Task item: Reproduce verbatim, line by line, everything from the line containing "Read all visible content and emit it as JSON." to the last line of the listing below; add nothing.

START Exercise materials

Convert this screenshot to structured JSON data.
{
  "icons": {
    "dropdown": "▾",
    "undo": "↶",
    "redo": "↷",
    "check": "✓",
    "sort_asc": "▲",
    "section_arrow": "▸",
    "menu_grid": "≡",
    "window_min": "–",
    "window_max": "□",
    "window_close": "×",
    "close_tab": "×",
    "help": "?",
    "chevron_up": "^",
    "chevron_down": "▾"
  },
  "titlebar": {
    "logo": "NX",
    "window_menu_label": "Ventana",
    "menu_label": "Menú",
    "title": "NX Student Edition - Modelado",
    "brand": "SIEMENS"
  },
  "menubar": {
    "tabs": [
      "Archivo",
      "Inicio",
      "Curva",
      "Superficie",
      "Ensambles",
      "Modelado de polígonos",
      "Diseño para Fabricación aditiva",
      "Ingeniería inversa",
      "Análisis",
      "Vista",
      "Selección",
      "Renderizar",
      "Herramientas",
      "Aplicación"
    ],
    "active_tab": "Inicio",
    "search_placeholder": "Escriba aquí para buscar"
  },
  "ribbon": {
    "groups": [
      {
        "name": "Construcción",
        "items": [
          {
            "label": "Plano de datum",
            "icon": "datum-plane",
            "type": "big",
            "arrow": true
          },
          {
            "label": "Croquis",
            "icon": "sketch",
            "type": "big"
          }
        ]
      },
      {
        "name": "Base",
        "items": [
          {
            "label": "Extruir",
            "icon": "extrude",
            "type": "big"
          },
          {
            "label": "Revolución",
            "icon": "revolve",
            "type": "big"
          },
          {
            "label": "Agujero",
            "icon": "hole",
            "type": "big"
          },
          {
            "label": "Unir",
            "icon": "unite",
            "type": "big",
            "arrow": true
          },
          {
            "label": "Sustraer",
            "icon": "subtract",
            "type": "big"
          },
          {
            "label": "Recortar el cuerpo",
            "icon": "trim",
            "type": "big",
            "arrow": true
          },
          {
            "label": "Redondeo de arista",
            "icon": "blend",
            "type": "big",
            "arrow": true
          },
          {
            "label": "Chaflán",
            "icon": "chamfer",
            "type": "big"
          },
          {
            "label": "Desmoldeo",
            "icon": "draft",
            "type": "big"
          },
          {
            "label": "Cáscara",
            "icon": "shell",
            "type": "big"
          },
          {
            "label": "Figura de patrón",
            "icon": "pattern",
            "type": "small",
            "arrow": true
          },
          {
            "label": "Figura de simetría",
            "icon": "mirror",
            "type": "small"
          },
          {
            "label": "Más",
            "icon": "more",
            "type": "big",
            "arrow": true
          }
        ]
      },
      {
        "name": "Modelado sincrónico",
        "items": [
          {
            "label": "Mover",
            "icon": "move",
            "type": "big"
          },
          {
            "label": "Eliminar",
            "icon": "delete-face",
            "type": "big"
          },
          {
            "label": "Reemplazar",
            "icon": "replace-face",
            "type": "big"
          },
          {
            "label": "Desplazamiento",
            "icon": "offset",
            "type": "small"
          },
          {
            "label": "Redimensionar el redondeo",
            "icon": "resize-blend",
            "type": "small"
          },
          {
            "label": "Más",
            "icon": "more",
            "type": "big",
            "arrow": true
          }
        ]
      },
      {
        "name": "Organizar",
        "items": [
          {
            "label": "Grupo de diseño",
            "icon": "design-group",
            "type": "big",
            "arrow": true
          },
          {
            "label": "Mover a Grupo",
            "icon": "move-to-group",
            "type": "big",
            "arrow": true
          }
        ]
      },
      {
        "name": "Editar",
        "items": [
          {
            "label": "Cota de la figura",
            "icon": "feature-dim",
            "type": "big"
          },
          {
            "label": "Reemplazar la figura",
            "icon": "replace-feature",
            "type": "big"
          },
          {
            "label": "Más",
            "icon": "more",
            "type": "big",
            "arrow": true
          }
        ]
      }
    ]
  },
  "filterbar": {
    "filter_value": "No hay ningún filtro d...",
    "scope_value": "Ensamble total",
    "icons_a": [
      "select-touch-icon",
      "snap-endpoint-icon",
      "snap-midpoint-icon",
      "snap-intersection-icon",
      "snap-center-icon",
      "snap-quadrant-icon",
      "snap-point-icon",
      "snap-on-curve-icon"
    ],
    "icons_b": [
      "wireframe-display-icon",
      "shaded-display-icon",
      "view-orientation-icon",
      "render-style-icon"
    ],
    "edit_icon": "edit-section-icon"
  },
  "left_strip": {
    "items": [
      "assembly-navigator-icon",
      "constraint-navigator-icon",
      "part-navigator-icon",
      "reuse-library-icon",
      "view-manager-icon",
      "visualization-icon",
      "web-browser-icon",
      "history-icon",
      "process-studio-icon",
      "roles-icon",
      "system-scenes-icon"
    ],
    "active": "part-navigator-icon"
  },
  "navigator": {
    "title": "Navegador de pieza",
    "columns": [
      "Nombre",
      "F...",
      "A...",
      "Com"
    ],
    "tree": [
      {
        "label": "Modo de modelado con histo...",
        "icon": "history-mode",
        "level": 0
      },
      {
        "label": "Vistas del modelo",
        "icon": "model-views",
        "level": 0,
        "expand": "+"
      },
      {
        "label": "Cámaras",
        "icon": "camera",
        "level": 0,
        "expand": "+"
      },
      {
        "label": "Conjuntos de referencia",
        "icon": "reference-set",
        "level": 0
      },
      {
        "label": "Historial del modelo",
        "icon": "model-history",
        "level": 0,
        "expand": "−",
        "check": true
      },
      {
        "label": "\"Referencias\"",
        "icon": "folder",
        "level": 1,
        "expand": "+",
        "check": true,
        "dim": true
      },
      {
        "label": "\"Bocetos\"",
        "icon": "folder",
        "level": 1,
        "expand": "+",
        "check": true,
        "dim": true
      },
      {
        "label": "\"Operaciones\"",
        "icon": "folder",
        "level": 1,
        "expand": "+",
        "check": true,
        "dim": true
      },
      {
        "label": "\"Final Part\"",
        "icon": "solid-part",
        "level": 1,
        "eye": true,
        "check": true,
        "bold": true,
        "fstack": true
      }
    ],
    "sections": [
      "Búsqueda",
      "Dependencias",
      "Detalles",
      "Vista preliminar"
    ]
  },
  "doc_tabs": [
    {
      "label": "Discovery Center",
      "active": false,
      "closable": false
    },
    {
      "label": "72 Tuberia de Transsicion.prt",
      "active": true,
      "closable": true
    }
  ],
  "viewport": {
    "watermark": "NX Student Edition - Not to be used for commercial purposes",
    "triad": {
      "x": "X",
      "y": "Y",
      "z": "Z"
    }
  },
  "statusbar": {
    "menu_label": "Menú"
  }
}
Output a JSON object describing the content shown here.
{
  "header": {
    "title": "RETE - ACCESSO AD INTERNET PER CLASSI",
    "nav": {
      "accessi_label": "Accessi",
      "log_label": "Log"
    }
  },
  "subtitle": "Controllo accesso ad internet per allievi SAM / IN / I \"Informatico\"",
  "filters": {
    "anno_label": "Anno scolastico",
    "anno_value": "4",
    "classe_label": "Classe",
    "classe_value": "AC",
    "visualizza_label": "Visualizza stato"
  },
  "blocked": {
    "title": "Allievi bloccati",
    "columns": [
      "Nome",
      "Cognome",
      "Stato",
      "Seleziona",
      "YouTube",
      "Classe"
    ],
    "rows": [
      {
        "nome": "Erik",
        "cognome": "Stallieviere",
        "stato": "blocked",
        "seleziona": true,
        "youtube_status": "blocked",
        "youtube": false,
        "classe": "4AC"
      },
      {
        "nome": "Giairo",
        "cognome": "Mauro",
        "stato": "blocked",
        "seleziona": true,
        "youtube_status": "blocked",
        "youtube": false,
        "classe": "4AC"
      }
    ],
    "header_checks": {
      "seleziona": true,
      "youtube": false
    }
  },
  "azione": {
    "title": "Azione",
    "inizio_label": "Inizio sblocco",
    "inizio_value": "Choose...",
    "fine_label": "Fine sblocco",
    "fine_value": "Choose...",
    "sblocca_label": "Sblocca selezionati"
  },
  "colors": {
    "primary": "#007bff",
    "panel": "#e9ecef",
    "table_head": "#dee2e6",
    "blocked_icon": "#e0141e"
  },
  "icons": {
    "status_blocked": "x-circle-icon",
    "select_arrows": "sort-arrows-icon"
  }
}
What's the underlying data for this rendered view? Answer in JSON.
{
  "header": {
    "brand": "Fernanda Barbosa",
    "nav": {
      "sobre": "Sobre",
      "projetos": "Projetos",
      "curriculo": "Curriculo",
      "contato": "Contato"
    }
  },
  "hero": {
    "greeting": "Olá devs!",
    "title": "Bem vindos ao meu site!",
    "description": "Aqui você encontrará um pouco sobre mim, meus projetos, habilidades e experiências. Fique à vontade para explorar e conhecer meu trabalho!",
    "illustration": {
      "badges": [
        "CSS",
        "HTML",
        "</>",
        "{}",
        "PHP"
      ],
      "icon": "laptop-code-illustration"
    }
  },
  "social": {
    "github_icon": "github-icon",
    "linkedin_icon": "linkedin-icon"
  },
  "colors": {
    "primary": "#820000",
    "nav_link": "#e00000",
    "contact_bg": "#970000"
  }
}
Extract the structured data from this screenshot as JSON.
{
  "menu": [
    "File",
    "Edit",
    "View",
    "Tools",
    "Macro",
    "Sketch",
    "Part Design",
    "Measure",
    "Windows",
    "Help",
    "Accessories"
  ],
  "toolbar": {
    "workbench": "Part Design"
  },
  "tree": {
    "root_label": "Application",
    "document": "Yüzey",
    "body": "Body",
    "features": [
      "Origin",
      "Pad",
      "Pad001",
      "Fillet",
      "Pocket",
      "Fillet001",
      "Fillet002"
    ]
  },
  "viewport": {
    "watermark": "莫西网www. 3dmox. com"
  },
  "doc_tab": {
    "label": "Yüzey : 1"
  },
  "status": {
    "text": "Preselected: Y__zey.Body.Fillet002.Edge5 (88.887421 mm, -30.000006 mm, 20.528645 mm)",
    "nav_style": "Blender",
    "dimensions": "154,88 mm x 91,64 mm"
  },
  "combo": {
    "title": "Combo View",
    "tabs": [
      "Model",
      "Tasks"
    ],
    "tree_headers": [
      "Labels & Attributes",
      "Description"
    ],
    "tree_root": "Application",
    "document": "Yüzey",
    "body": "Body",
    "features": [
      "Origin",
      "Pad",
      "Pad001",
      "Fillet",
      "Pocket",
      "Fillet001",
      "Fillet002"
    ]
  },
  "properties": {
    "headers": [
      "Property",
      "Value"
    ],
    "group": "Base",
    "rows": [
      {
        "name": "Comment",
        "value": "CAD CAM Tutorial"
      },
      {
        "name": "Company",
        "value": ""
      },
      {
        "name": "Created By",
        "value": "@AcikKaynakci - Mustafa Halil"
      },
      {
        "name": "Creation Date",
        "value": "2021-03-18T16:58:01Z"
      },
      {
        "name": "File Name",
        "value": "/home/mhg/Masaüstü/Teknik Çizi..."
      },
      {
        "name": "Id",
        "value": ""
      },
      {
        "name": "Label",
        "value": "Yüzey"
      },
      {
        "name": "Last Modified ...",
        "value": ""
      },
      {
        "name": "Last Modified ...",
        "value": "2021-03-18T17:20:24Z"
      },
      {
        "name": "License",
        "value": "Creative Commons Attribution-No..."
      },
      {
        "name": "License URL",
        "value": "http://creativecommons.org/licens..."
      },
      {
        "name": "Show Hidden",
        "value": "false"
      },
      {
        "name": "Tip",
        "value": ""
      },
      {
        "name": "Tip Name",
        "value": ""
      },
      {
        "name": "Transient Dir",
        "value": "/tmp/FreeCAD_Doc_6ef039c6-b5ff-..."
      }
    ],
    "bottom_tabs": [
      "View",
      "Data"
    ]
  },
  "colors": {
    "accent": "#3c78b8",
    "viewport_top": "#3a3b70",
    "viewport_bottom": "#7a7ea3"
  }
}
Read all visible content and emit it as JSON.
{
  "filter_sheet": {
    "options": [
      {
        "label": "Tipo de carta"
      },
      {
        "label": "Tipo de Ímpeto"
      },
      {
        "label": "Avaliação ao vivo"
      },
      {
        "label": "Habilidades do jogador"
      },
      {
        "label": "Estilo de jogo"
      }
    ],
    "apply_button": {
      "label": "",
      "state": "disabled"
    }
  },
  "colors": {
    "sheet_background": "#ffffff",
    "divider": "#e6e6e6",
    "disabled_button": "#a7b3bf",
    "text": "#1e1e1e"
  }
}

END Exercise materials

Answer box:
Read all visible content and emit it as JSON.
{
  "filter_sheet": {
    "options": [
      {
        "label": "Tipo de carta"
      },
      {
        "label": "Tipo de Ímpeto"
      },
      {
        "label": "Avaliação ao vivo"
      },
      {
        "label": "Habilidades do jogador"
      },
      {
        "label": "Estilo de jogo"
      }
    ],
    "apply_button": {
      "label": "",
      "state": "disabled"
    }
  },
  "colors": {
    "sheet_background": "#ffffff",
    "divider": "#e6e6e6",
    "disabled_button": "#a7b3bf",
    "text": "#1e1e1e"
  }
}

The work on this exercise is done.